For a happily ever after, learn about the many phases of marriage and how to navigate them effectively
Every marriage goes through a predictable process.
Everyone knows that love evolves and changes with time.
Long-term relationships go through several phases, each with its own set of emotions, difficulties to conquer, and development possibilities.
You and your partner will go through these phases at a different rate and, for the most part, you will go through each step more than once.
This means that most marriages will go through each of these phases at least once.
A couple’s journey through marriage may be broken down into several key stages.
1. A Couple’s Honeymoon
It’s common for the first year or two of marriage to be a passion-fueled time, when the emphasis is on the attraction that drew you to walk down the aisle in the first place.
In the early stages of a relationship, a couple is frequently consumed by the enthralling romance they experience.
2. The Process of Moving In and Making a Home
Following a long and happy marriage, the second stage begins when the previous one ends. This may happen gradually or abruptly depending on the couple’s circumstances and their future as a unit.
In this stage, you discover things about your spouse’s talents, flaws, and personal habits that you may not have known (or gladly disregarded).
3. A sense of disappointment
Once you reach the Disillusionment stage, it is time to move on to the next phase of your relationship.
This is the season of love’s winter solstice, and for some couples, it means the end of the journey.
There is no denying it at this point: the power conflicts that have plagued this relationship for some time have now surfaced.
It’s not uncommon for newlyweds to question, “Is this it?”
4. The Security Net
When a couple reaches this point in their marriage, they realize their spouse has just as many flaws as virtues, and they each go back to redefining who they are.
Ideally, this stage will be a time for you to reacquaint yourselves with each other and work through any previous issues you may have.
5. Again, I’m wholehearted.

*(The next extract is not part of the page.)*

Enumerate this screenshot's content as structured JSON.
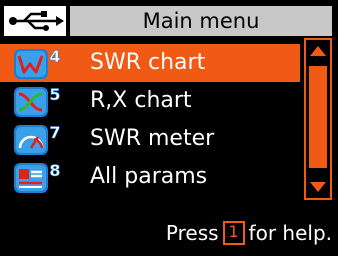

To get the best results, couples must be able to accept their partners’ flaws as well as their own as they realize there is no such thing as the ideal spouse for everyone.